Problem description: In the entries below, find each line with the string "Mishra" and copy it.

Page and application data records
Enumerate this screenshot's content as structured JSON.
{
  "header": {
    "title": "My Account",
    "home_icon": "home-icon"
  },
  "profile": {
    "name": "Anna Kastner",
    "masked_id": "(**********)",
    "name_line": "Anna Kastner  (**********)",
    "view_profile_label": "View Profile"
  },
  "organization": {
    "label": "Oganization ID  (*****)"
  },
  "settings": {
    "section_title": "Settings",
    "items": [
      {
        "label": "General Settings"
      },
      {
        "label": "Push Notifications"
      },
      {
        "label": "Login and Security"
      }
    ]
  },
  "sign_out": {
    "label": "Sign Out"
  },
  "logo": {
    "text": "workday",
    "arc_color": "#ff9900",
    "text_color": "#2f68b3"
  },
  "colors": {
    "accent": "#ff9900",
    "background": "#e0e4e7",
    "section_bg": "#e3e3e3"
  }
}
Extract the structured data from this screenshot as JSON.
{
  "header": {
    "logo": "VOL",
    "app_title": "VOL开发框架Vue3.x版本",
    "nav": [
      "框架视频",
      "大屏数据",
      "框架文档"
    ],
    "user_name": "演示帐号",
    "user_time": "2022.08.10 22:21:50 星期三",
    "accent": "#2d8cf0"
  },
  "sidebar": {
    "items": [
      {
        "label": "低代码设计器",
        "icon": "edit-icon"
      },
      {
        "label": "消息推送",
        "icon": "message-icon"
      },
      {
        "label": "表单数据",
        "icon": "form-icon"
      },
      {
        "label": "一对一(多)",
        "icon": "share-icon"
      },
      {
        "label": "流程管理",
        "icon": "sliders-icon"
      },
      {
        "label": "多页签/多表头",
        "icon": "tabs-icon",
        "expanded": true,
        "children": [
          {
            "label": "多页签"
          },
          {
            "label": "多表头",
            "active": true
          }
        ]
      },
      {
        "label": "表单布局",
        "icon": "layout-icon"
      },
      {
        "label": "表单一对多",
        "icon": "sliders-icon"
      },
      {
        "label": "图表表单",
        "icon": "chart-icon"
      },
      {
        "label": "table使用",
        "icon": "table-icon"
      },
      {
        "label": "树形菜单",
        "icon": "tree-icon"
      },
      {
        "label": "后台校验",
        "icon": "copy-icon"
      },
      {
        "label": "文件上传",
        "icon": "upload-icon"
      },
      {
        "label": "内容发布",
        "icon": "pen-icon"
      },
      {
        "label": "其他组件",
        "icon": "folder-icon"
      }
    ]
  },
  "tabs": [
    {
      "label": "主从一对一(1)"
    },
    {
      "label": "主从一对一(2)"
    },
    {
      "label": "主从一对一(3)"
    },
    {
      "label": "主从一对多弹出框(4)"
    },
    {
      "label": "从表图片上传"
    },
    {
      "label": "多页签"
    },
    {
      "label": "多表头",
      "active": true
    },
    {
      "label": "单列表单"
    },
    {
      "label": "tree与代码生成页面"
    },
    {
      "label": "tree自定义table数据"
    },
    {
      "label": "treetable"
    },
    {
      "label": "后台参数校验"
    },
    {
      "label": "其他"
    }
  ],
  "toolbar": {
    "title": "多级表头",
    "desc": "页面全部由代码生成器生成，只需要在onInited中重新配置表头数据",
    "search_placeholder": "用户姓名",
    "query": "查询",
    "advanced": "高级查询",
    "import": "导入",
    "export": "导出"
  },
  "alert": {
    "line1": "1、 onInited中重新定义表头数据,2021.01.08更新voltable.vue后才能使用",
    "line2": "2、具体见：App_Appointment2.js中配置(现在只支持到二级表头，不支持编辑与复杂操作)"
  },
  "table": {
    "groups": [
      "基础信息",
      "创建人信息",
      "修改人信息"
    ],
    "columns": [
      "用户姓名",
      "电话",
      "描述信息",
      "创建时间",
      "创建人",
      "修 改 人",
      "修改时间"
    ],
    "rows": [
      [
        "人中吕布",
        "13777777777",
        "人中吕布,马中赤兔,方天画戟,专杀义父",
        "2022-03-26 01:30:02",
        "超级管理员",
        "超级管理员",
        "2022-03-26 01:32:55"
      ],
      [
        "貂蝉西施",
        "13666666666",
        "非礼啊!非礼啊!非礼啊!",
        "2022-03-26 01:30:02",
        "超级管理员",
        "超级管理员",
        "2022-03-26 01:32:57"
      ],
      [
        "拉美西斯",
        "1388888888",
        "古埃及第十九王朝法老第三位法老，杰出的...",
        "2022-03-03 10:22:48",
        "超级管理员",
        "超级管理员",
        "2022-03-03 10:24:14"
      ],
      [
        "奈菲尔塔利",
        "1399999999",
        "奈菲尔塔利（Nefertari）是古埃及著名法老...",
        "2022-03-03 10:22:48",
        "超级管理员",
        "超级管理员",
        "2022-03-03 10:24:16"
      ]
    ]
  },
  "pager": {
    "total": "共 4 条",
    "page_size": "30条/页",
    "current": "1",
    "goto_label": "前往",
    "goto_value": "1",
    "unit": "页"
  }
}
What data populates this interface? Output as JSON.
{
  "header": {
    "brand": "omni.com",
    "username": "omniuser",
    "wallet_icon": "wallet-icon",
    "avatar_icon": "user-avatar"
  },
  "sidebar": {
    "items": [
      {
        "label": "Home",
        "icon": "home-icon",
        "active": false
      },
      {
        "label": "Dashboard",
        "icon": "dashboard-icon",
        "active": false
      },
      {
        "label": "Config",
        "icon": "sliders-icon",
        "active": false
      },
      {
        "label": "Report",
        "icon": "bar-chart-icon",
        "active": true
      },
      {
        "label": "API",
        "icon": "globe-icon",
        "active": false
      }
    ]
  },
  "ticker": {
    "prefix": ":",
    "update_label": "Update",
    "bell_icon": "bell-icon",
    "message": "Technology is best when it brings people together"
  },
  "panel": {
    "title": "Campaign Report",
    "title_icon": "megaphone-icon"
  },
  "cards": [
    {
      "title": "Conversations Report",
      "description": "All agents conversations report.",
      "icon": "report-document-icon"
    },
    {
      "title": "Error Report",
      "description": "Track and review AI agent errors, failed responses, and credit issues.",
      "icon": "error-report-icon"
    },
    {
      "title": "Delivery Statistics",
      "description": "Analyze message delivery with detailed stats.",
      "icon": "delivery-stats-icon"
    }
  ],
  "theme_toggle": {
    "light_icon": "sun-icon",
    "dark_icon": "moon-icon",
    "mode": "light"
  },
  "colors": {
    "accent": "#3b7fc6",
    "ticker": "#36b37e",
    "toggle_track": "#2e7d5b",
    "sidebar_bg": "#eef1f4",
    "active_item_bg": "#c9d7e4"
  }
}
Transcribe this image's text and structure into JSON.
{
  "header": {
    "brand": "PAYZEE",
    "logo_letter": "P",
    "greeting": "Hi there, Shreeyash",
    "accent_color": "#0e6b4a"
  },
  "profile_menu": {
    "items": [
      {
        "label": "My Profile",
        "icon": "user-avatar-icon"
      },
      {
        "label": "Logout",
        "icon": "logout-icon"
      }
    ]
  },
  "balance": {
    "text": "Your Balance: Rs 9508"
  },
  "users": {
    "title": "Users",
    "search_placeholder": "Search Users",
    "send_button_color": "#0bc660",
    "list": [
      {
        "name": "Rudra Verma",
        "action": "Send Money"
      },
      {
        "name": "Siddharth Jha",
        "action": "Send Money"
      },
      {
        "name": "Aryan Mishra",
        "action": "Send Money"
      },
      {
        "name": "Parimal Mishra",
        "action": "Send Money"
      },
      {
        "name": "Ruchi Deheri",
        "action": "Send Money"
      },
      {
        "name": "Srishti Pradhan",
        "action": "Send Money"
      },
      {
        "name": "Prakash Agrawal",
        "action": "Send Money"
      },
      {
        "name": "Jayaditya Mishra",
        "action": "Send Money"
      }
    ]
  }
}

Result for this exercise:
        "name": "Aryan Mishra",
        "name": "Parimal Mishra",
        "name": "Jayaditya Mishra",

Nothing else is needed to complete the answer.